Excerpted data
━━━━━━━━

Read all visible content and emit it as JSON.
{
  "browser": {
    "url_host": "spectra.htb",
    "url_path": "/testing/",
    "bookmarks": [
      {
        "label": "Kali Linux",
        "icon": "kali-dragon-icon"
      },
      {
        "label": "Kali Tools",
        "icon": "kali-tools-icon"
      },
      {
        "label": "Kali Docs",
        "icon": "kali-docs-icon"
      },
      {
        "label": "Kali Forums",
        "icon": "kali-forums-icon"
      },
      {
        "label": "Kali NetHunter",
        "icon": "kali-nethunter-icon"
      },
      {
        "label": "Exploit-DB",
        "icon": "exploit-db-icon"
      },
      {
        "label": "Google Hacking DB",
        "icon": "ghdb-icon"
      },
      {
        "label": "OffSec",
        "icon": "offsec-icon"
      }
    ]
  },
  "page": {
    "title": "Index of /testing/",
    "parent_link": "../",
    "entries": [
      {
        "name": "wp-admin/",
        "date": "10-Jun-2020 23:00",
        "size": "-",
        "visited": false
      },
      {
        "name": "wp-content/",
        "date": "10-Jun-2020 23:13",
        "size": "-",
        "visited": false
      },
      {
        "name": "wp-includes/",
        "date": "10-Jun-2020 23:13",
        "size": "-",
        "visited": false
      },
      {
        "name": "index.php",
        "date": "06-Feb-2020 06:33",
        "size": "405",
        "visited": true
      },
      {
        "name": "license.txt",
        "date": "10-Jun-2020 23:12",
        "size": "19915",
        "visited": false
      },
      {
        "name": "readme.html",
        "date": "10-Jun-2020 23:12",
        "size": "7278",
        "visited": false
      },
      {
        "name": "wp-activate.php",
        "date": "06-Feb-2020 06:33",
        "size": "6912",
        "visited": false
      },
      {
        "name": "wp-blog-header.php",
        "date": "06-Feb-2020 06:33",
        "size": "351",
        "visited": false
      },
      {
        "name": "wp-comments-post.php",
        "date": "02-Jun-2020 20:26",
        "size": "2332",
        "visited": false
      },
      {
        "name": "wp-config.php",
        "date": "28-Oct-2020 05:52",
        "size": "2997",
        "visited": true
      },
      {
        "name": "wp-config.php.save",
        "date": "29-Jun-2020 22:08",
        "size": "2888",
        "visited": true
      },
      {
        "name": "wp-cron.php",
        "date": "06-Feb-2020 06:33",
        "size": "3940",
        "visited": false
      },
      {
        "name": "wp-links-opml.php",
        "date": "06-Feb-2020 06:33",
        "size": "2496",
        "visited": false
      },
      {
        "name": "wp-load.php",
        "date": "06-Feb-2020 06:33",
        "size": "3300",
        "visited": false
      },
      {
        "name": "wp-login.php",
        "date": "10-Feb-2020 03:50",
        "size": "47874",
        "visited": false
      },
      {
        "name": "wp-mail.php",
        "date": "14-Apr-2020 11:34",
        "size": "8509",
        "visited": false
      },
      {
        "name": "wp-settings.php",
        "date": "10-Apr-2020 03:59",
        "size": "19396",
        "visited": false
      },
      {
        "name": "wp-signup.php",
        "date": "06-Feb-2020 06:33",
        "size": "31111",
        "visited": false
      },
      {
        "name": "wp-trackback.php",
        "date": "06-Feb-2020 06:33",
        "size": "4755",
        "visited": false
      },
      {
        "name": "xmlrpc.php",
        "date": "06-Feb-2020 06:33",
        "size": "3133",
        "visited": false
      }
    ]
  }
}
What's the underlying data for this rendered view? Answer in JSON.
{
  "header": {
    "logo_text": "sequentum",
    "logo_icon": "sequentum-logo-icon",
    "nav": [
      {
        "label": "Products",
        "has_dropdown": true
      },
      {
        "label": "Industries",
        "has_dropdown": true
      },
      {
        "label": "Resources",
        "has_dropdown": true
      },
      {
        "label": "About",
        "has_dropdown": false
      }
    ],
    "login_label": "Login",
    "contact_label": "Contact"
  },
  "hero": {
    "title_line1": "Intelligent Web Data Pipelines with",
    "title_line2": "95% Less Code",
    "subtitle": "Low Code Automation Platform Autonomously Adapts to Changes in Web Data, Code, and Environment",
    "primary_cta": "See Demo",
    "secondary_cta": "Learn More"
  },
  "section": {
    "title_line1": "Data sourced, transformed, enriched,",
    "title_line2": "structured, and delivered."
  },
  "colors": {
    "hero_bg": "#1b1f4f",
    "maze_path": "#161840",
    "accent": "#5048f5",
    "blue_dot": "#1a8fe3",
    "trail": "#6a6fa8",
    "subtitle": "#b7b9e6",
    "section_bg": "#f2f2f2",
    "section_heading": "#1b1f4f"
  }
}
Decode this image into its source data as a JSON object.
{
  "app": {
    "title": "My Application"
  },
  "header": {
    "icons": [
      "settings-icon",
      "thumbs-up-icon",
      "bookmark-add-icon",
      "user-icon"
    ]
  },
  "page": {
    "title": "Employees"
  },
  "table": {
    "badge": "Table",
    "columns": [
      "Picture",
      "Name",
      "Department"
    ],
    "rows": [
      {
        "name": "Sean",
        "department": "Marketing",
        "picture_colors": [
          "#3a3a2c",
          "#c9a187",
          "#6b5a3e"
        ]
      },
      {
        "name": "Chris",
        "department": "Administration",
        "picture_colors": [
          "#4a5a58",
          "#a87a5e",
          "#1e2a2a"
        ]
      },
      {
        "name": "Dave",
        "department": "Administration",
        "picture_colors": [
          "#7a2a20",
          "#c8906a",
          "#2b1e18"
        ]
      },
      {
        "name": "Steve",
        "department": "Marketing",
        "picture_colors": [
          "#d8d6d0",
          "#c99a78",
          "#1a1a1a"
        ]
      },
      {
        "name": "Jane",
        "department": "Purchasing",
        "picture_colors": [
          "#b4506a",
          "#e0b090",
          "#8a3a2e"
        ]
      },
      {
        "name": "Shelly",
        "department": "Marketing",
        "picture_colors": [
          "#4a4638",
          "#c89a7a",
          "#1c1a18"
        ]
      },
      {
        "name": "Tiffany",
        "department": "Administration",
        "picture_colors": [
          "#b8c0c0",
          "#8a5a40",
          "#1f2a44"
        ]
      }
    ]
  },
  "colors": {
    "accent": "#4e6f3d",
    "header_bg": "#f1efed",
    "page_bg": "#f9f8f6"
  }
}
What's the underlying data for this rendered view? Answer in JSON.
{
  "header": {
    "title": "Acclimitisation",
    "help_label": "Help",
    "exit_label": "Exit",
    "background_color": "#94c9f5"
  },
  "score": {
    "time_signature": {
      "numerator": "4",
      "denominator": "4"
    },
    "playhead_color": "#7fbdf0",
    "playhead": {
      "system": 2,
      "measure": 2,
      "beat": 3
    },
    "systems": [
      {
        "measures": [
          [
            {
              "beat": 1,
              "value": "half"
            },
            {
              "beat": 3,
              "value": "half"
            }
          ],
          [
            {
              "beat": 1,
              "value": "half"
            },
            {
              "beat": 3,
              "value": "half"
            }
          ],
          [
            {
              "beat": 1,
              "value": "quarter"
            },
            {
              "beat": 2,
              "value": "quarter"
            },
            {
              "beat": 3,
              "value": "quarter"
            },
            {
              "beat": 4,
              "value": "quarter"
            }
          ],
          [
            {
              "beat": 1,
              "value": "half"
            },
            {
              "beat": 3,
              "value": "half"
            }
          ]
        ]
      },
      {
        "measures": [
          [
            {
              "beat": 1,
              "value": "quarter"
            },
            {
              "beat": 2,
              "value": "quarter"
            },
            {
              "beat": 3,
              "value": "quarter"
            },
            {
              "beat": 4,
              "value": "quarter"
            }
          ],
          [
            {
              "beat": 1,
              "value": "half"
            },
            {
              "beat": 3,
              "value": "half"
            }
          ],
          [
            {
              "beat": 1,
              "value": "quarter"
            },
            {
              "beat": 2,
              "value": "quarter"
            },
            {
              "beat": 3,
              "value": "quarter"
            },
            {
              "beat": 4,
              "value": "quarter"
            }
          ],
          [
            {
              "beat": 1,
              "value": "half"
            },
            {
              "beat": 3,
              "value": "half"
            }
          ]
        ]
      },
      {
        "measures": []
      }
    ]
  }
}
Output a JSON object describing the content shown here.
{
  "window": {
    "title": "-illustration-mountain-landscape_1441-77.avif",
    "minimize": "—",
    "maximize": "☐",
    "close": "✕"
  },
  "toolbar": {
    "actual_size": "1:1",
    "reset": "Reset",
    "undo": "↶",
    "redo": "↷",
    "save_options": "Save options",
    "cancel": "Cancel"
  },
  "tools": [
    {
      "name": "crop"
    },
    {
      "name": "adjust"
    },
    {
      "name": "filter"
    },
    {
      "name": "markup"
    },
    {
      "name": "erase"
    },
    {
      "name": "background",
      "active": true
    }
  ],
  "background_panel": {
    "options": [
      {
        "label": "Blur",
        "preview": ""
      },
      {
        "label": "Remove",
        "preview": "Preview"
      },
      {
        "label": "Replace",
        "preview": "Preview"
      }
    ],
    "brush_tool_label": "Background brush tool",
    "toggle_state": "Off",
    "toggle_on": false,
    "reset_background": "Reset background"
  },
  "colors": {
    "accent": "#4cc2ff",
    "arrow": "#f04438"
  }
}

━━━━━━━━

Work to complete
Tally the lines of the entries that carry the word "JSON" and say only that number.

Expected answer
5